━━━━━ Material to process ━━━━━

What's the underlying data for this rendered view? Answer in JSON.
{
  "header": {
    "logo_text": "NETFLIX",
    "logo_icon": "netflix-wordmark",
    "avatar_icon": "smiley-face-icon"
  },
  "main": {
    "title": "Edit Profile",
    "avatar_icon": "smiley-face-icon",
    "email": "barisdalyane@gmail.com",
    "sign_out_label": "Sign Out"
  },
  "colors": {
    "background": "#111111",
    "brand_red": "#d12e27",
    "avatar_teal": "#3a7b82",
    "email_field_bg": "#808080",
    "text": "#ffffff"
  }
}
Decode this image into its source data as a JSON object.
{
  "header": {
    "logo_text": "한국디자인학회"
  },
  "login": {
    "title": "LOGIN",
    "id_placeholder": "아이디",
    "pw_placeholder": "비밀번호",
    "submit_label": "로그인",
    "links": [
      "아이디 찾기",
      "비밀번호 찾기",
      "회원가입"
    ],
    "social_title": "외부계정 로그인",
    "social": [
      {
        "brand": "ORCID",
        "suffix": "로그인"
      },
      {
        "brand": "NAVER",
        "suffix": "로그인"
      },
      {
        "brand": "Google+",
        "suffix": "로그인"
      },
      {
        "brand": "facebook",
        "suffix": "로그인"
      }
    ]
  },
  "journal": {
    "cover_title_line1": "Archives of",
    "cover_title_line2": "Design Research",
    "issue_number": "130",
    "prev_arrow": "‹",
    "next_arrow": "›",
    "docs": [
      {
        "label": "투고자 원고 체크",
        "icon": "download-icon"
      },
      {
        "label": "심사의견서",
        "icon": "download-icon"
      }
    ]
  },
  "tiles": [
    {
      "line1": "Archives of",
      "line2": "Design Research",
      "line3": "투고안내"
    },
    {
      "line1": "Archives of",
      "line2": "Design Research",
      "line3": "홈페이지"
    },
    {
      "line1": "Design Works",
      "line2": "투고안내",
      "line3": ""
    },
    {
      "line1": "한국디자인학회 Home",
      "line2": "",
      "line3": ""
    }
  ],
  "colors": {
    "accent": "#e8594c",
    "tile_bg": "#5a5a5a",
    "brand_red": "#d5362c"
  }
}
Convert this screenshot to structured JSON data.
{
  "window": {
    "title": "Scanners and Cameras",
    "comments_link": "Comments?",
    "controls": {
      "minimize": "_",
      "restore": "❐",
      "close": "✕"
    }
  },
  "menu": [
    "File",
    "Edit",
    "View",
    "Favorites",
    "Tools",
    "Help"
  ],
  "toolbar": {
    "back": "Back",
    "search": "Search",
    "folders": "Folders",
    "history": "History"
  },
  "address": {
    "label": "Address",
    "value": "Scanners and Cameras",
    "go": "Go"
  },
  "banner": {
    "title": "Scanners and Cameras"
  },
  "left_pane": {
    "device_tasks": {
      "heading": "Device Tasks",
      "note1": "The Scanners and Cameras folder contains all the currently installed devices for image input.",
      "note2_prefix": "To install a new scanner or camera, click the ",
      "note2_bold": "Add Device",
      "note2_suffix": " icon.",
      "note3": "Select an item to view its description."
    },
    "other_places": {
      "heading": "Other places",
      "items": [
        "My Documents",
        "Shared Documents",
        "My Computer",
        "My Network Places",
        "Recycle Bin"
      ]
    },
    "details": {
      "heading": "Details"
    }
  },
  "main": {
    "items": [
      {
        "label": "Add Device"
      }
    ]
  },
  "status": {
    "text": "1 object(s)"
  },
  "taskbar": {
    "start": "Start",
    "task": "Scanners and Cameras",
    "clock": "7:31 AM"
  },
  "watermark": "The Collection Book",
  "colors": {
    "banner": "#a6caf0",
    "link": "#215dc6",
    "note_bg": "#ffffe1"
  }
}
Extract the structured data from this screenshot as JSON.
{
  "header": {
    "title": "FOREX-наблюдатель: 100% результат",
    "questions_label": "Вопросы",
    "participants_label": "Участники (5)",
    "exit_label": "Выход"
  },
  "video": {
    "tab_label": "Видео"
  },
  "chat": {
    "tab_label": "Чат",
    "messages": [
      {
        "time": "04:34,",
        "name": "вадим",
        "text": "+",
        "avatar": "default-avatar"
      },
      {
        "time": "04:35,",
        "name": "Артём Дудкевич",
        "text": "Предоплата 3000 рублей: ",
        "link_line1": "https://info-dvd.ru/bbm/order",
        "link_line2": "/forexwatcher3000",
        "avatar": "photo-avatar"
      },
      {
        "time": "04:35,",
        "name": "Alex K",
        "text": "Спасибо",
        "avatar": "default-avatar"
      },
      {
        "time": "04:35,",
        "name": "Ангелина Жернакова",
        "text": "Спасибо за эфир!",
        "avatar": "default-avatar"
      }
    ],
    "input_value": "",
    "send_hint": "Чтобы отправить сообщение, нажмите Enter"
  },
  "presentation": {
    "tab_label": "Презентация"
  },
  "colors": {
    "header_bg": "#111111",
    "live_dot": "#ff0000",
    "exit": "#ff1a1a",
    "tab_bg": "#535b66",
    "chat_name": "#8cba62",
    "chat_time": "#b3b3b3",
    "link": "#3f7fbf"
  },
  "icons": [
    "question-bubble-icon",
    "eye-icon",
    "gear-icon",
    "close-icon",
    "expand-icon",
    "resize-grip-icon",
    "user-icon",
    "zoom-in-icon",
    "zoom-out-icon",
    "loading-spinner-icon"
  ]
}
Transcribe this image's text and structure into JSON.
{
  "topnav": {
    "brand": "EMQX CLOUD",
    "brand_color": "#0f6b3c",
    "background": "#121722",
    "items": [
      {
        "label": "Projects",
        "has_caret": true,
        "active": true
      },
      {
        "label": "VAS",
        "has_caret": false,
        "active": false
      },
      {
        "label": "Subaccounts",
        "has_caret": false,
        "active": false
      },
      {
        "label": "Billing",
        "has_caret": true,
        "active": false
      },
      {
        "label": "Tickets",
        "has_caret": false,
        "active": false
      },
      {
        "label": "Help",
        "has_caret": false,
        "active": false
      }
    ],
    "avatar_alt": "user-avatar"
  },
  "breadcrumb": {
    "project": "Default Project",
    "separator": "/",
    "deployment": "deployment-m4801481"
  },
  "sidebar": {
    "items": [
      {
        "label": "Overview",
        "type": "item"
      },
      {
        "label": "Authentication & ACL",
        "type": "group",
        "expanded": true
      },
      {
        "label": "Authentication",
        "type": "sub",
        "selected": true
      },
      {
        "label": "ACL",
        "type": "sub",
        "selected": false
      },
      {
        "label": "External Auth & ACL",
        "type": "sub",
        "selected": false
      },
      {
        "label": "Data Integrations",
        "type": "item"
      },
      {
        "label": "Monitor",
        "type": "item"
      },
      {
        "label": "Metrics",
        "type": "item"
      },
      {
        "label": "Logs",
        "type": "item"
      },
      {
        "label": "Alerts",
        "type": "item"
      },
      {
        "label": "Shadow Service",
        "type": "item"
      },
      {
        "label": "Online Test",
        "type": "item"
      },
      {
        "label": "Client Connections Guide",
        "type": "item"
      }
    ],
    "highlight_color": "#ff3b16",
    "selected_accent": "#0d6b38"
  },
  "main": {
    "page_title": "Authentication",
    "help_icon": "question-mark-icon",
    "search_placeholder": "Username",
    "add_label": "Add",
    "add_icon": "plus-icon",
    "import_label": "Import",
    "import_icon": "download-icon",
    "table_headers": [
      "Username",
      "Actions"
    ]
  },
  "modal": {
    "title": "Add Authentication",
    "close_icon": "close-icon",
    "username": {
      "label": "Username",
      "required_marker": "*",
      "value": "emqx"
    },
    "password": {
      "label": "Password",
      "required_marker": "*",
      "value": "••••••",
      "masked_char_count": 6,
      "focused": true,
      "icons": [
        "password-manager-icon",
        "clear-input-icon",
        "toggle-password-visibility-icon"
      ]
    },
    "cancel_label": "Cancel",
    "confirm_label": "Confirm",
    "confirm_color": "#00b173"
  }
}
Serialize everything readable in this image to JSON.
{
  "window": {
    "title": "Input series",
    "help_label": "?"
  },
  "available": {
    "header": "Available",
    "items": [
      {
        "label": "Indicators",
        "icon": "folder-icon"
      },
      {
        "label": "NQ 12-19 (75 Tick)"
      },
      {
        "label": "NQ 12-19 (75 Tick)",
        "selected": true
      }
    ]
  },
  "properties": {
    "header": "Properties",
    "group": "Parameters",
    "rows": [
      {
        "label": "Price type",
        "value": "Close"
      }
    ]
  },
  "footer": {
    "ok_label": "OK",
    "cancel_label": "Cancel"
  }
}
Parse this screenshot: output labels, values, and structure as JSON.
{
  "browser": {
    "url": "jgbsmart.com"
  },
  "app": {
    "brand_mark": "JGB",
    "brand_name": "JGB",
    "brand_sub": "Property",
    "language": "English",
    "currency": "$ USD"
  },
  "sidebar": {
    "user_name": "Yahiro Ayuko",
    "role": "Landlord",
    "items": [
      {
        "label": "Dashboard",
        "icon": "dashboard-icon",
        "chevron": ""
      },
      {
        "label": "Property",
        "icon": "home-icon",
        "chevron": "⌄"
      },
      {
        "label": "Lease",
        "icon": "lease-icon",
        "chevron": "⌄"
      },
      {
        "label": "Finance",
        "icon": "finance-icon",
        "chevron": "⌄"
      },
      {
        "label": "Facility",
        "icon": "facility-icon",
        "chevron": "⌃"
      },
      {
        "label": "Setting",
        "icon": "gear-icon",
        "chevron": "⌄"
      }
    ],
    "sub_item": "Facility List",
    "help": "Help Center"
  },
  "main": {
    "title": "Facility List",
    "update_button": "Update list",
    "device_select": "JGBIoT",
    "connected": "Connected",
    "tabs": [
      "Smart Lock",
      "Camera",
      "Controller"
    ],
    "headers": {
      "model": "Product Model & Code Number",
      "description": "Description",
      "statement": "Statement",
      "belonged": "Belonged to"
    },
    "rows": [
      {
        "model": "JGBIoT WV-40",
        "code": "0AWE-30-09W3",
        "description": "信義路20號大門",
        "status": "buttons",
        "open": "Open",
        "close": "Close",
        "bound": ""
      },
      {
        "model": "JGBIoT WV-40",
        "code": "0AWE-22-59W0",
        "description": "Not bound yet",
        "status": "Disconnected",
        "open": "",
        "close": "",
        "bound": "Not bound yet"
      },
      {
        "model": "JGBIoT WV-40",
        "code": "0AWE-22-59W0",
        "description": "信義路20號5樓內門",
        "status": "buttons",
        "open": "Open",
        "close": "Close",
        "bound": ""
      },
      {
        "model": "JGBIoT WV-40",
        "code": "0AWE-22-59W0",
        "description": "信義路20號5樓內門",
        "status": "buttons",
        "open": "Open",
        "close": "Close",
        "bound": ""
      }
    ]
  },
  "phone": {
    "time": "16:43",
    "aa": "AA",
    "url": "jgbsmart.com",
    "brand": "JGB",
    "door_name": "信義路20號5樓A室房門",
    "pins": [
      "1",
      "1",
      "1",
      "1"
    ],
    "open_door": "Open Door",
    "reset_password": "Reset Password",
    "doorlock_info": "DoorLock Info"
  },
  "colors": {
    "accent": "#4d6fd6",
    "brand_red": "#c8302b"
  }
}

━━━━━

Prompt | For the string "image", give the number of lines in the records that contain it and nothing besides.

Result of the task | 4